Pratt & Whitney, which in recent days refuted rumours that it had axed workers in Singapore, has cut a portion of its workforce in the city-state. 

The engine-maker, which has been affected by the pandemic-induced economic downturn, says it made the “difficult but necessary decision” to cut “less than 20%” of its local workforce after other cost cutting measures —like salary reductions, hiring freezes and spending cuts — were implemented. The company says it will ”continue to maintain more than 2,000 employees following this workforce adjustment in Singapore”. 

Responding to FlightGlobal’s queries, the company would only say that the retrenchment exercise “affects most of the [P&W] facilities in Singapore”, including its joint ventures, but declined to specify.

The engine-maker has at least four Singapore-based joint ventures, including three with Singapore Airlines Engineering and another with ST Engineering’s aerospace unit. 

P&W also has a component solutions unit and a blade and turbine disc manufacturing facility in Singapore. 

“Less than 20% of our total workforce will be affected by this exercise, including the recent workforce adjustment at Eagle Services Asia,” P&W states. 

ESA, which is a P&W joint venture with Singapore Airlines Engineering, was recently the epicentre of retrenchment rumours, with local media reports stating that around 140 staff members were given the chop. 

P&W on 29 July refuted the rumours, saying that negotiation with unions were still ongoing, and that no employee had been confirmed as retrenched yet. 

ESA was also singled by the unions for not following due processes in the retrenchment exercise. 

In its latest statement, P&W says retrenchment was taken “as a last resort”, having worked with the Singapore Industrial and Services Employees’ Union and the National Trades Union Congress of Singapore on “other cost-saving measures to save jobs”. 

“Pratt & Whitney remains committed to Singapore and the aviation industry in the region, along with our employees in Singapore which is one of the main reasons for our success in this region,” the company says. 

The company told FlightGlobal previously that it will remain committed to its Singapore operations.
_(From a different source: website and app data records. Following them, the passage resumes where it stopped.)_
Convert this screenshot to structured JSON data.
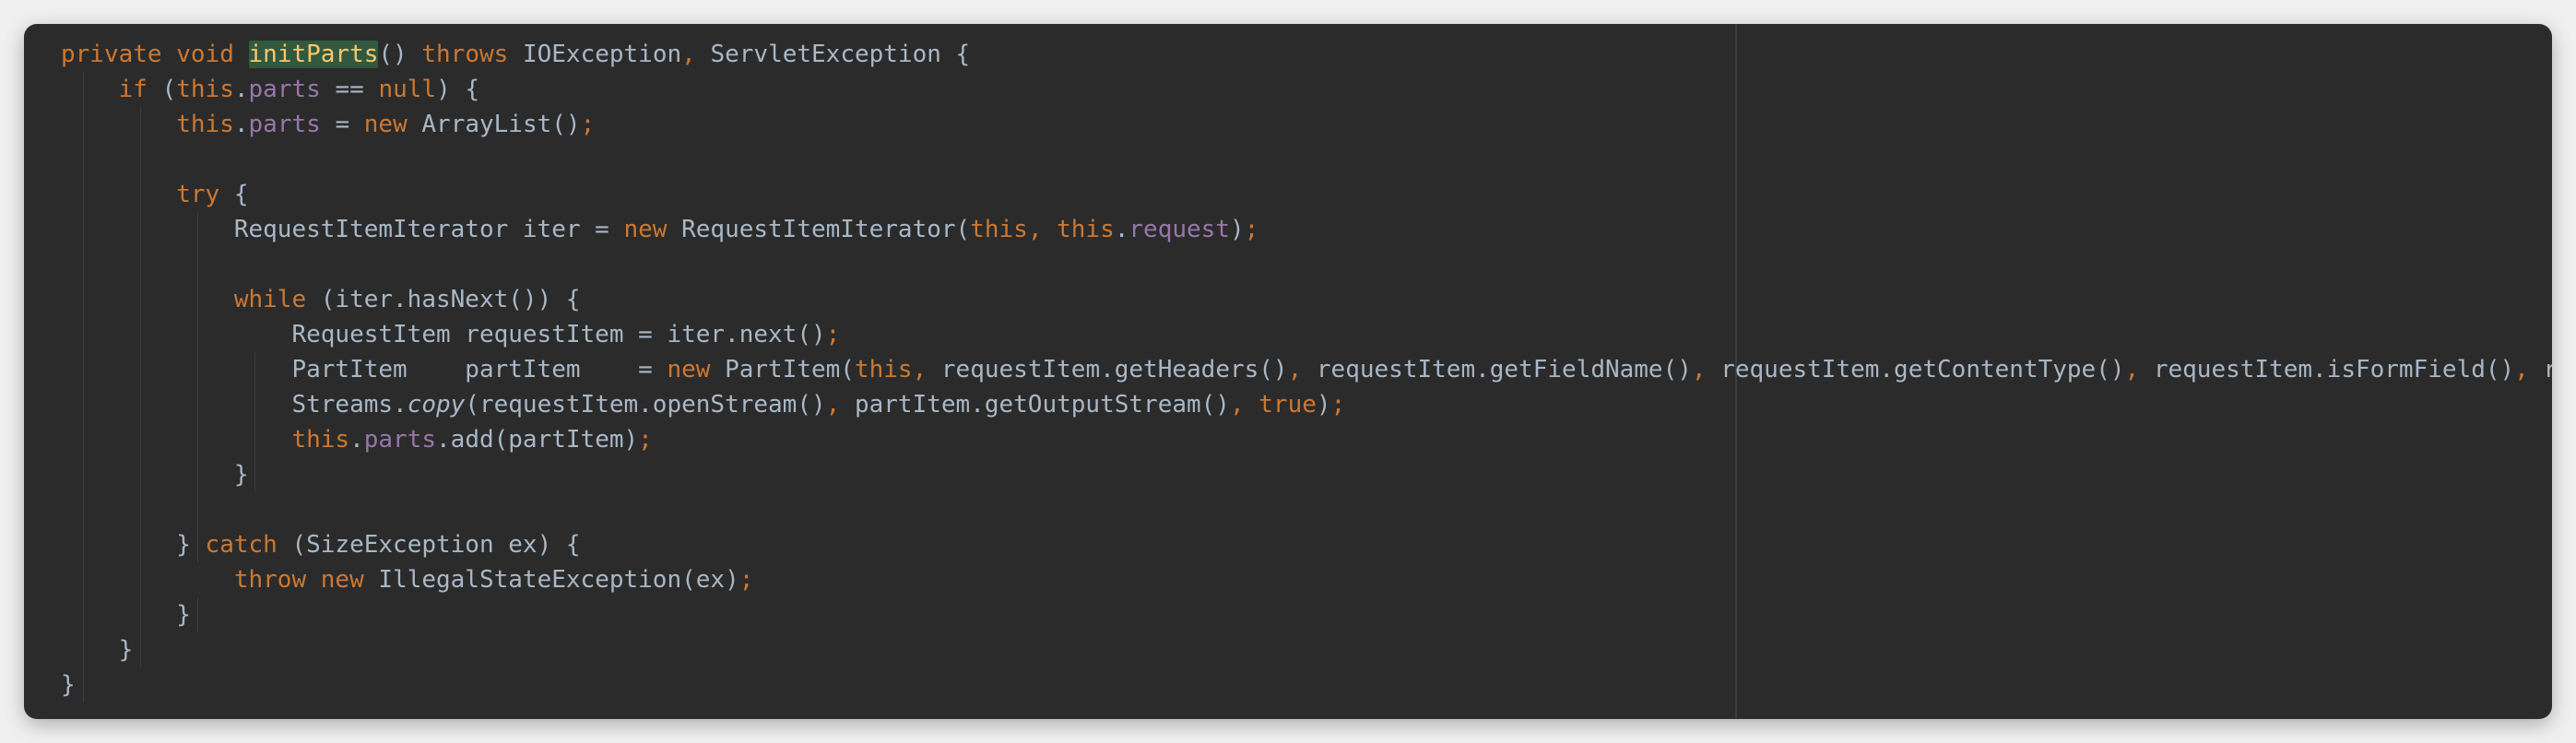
{
  "editor": {
    "lines": [
      [
        {
          "t": "private ",
          "c": "kw"
        },
        {
          "t": "void ",
          "c": "kw"
        },
        {
          "t": "initParts",
          "c": "hl"
        },
        {
          "t": "() ",
          "c": ""
        },
        {
          "t": "throws ",
          "c": "kw"
        },
        {
          "t": "IOException",
          "c": ""
        },
        {
          "t": ", ",
          "c": "punc"
        },
        {
          "t": "ServletException {",
          "c": ""
        }
      ],
      [
        {
          "t": "    ",
          "c": ""
        },
        {
          "t": "if ",
          "c": "kw"
        },
        {
          "t": "(",
          "c": ""
        },
        {
          "t": "this",
          "c": "kw"
        },
        {
          "t": ".",
          "c": ""
        },
        {
          "t": "parts",
          "c": "field"
        },
        {
          "t": " == ",
          "c": ""
        },
        {
          "t": "null",
          "c": "kw"
        },
        {
          "t": ") {",
          "c": ""
        }
      ],
      [
        {
          "t": "        ",
          "c": ""
        },
        {
          "t": "this",
          "c": "kw"
        },
        {
          "t": ".",
          "c": ""
        },
        {
          "t": "parts",
          "c": "field"
        },
        {
          "t": " = ",
          "c": ""
        },
        {
          "t": "new ",
          "c": "kw"
        },
        {
          "t": "ArrayList()",
          "c": ""
        },
        {
          "t": ";",
          "c": "punc"
        }
      ],
      [],
      [
        {
          "t": "        ",
          "c": ""
        },
        {
          "t": "try ",
          "c": "kw"
        },
        {
          "t": "{",
          "c": ""
        }
      ],
      [
        {
          "t": "            RequestItemIterator iter = ",
          "c": ""
        },
        {
          "t": "new ",
          "c": "kw"
        },
        {
          "t": "RequestItemIterator(",
          "c": ""
        },
        {
          "t": "this",
          "c": "kw"
        },
        {
          "t": ", ",
          "c": "punc"
        },
        {
          "t": "this",
          "c": "kw"
        },
        {
          "t": ".",
          "c": ""
        },
        {
          "t": "request",
          "c": "field"
        },
        {
          "t": ")",
          "c": ""
        },
        {
          "t": ";",
          "c": "punc"
        }
      ],
      [],
      [
        {
          "t": "            ",
          "c": ""
        },
        {
          "t": "while ",
          "c": "kw"
        },
        {
          "t": "(iter.hasNext()) {",
          "c": ""
        }
      ],
      [
        {
          "t": "                RequestItem requestItem = iter.next()",
          "c": ""
        },
        {
          "t": ";",
          "c": "punc"
        }
      ],
      [
        {
          "t": "                PartItem    partItem    = ",
          "c": ""
        },
        {
          "t": "new ",
          "c": "kw"
        },
        {
          "t": "PartItem(",
          "c": ""
        },
        {
          "t": "this",
          "c": "kw"
        },
        {
          "t": ", ",
          "c": "punc"
        },
        {
          "t": "requestItem.getHeaders()",
          "c": ""
        },
        {
          "t": ", ",
          "c": "punc"
        },
        {
          "t": "requestItem.getFieldName()",
          "c": ""
        },
        {
          "t": ", ",
          "c": "punc"
        },
        {
          "t": "requestItem.getContentType()",
          "c": ""
        },
        {
          "t": ", ",
          "c": "punc"
        },
        {
          "t": "requestItem.isFormField()",
          "c": ""
        },
        {
          "t": ", ",
          "c": "punc"
        },
        {
          "t": "r",
          "c": ""
        }
      ],
      [
        {
          "t": "                Streams.",
          "c": ""
        },
        {
          "t": "copy",
          "c": "italic"
        },
        {
          "t": "(requestItem.openStream()",
          "c": ""
        },
        {
          "t": ", ",
          "c": "punc"
        },
        {
          "t": "partItem.getOutputStream()",
          "c": ""
        },
        {
          "t": ", ",
          "c": "punc"
        },
        {
          "t": "true",
          "c": "kw"
        },
        {
          "t": ")",
          "c": ""
        },
        {
          "t": ";",
          "c": "punc"
        }
      ],
      [
        {
          "t": "                ",
          "c": ""
        },
        {
          "t": "this",
          "c": "kw"
        },
        {
          "t": ".",
          "c": ""
        },
        {
          "t": "parts",
          "c": "field"
        },
        {
          "t": ".add(partItem)",
          "c": ""
        },
        {
          "t": ";",
          "c": "punc"
        }
      ],
      [
        {
          "t": "            }",
          "c": ""
        }
      ],
      [],
      [
        {
          "t": "        } ",
          "c": ""
        },
        {
          "t": "catch ",
          "c": "kw"
        },
        {
          "t": "(SizeException ex) {",
          "c": ""
        }
      ],
      [
        {
          "t": "            ",
          "c": ""
        },
        {
          "t": "throw ",
          "c": "kw"
        },
        {
          "t": "new ",
          "c": "kw"
        },
        {
          "t": "IllegalStateException(ex)",
          "c": ""
        },
        {
          "t": ";",
          "c": "punc"
        }
      ],
      [
        {
          "t": "        }",
          "c": ""
        }
      ],
      [
        {
          "t": "    }",
          "c": ""
        }
      ],
      [
        {
          "t": "}",
          "c": ""
        }
      ]
    ]
  }
}
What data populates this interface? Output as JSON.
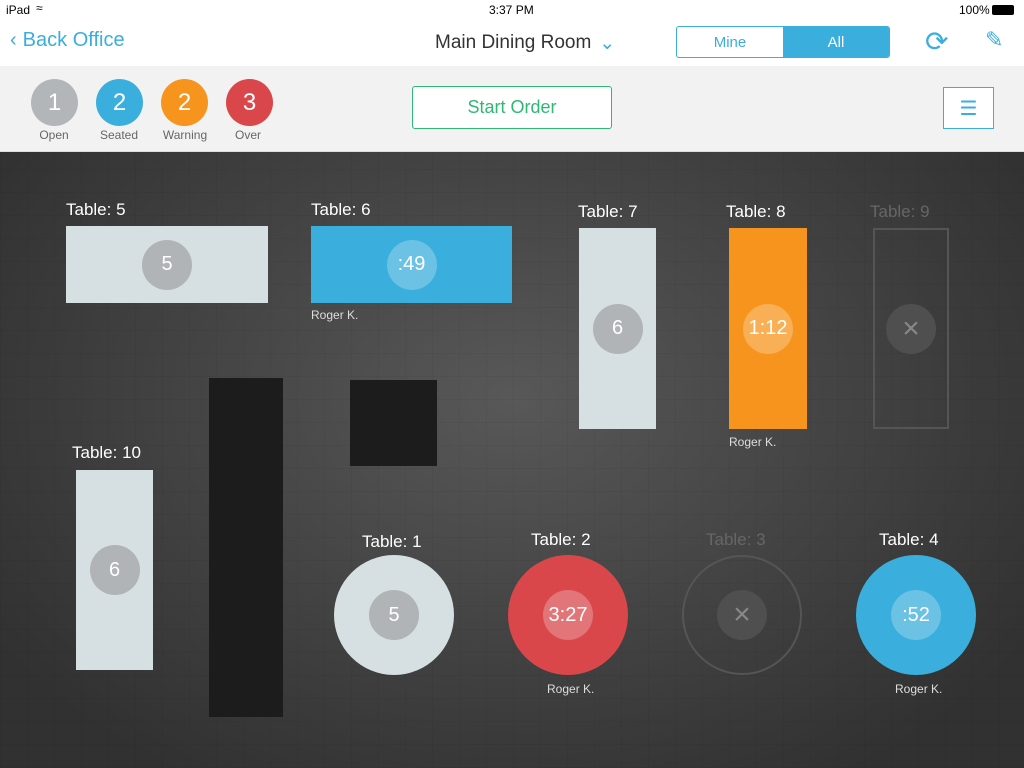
{
  "status_bar": {
    "device": "iPad",
    "time": "3:37 PM",
    "battery": "100%"
  },
  "nav": {
    "back_label": "Back Office",
    "room_title": "Main Dining Room",
    "filter": {
      "options": [
        "Mine",
        "All"
      ],
      "selected": "All"
    }
  },
  "toolbar": {
    "start_order_label": "Start Order",
    "counts": [
      {
        "count": "1",
        "label": "Open",
        "color": "#b3b6b8"
      },
      {
        "count": "2",
        "label": "Seated",
        "color": "#3aaedd"
      },
      {
        "count": "2",
        "label": "Warning",
        "color": "#f7941d"
      },
      {
        "count": "3",
        "label": "Over",
        "color": "#d9474b"
      }
    ]
  },
  "tables": {
    "t5": {
      "label": "Table: 5",
      "value": "5",
      "state": "open"
    },
    "t6": {
      "label": "Table: 6",
      "value": ":49",
      "state": "seated",
      "server": "Roger K."
    },
    "t7": {
      "label": "Table: 7",
      "value": "6",
      "state": "open"
    },
    "t8": {
      "label": "Table: 8",
      "value": "1:12",
      "state": "warning",
      "server": "Roger K."
    },
    "t9": {
      "label": "Table: 9",
      "state": "unavailable"
    },
    "t10": {
      "label": "Table: 10",
      "value": "6",
      "state": "open"
    },
    "t1": {
      "label": "Table: 1",
      "value": "5",
      "state": "open"
    },
    "t2": {
      "label": "Table: 2",
      "value": "3:27",
      "state": "over",
      "server": "Roger K."
    },
    "t3": {
      "label": "Table: 3",
      "state": "unavailable"
    },
    "t4": {
      "label": "Table: 4",
      "value": ":52",
      "state": "seated",
      "server": "Roger K."
    }
  }
}
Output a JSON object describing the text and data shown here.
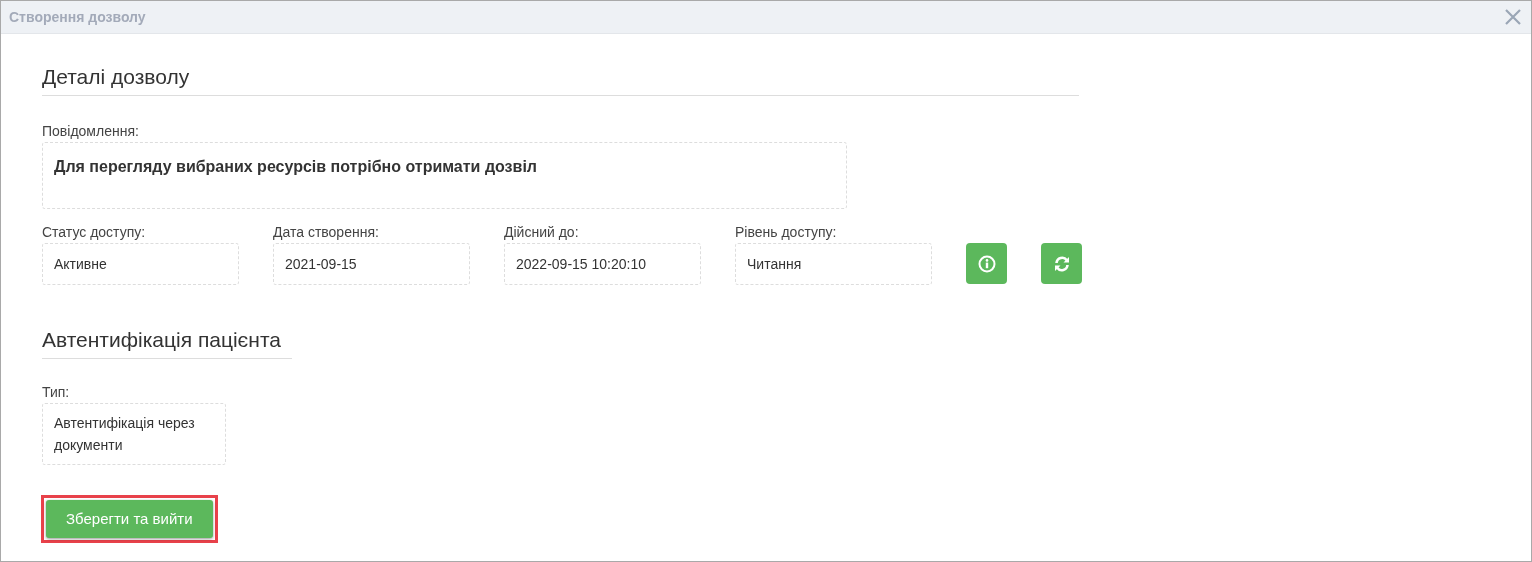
{
  "window": {
    "title": "Створення дозволу"
  },
  "details": {
    "heading": "Деталі дозволу",
    "message_label": "Повідомлення:",
    "message": "Для перегляду вибраних ресурсів потрібно отримати дозвіл",
    "fields": [
      {
        "label": "Статус доступу:",
        "value": "Активне"
      },
      {
        "label": "Дата створення:",
        "value": "2021-09-15"
      },
      {
        "label": "Дійсний до:",
        "value": "2022-09-15 10:20:10"
      },
      {
        "label": "Рівень доступу:",
        "value": "Читання"
      }
    ],
    "actions": [
      {
        "kind": "info"
      },
      {
        "kind": "refresh"
      }
    ]
  },
  "authentication": {
    "heading": "Автентифікація пацієнта",
    "type_label": "Тип:",
    "type_value": "Автентифікація через документи"
  },
  "save_button": {
    "label": "Зберегти та вийти",
    "highlighted": true
  }
}
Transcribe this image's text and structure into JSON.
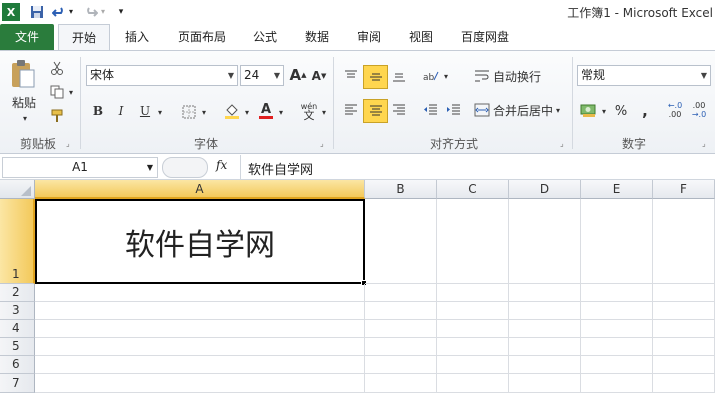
{
  "window": {
    "title": "工作簿1 - Microsoft Excel"
  },
  "tabs": [
    {
      "label": "文件"
    },
    {
      "label": "开始"
    },
    {
      "label": "插入"
    },
    {
      "label": "页面布局"
    },
    {
      "label": "公式"
    },
    {
      "label": "数据"
    },
    {
      "label": "审阅"
    },
    {
      "label": "视图"
    },
    {
      "label": "百度网盘"
    }
  ],
  "ribbon": {
    "clipboard": {
      "group_label": "剪贴板",
      "paste_label": "粘贴"
    },
    "font": {
      "group_label": "字体",
      "font_name": "宋体",
      "font_size": "24",
      "bold": "B",
      "italic": "I",
      "underline": "U",
      "grow": "A",
      "shrink": "A",
      "phonetic": "wén"
    },
    "alignment": {
      "group_label": "对齐方式",
      "wrap_text": "自动换行",
      "merge_center": "合并后居中"
    },
    "number": {
      "group_label": "数字",
      "format": "常规",
      "percent": "%",
      "comma": ","
    }
  },
  "formula_bar": {
    "name_box": "A1",
    "fx": "fx",
    "content": "软件自学网"
  },
  "grid": {
    "columns": [
      "A",
      "B",
      "C",
      "D",
      "E",
      "F"
    ],
    "rows": [
      "1",
      "2",
      "3",
      "4",
      "5",
      "6",
      "7"
    ],
    "cells": {
      "A1": "软件自学网"
    }
  },
  "colors": {
    "file_tab": "#2a7c3c",
    "selected_header": "#f9d77e",
    "accent": "#ffd64f"
  }
}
It stressed that there will be no changes to the PW1000G-series geared turbofan overhaul capability in Singapore. 

ESA is one of the three PW1000G-series engine MRO centres in the Asia-Pacific. 

In February, the facility underwent a $85 million refurbishment, which saw the addition of PW1000G-series engines into its range of capabilities, which also include the PW4000 family and the Engine Alliance GP7200.

P&W’s axing of some of its Singapore workforce comes as the engine-maker recorded a 32% year-on-year decline in global sales, to $3.5 billion, in the quarter ended 30 June/ 

The decline reflected a 42% drop in sales of new products like P&W’s line of PW1000G geared turbofans. P&W’s commercial aftermarket sales sank 51% year-on-year.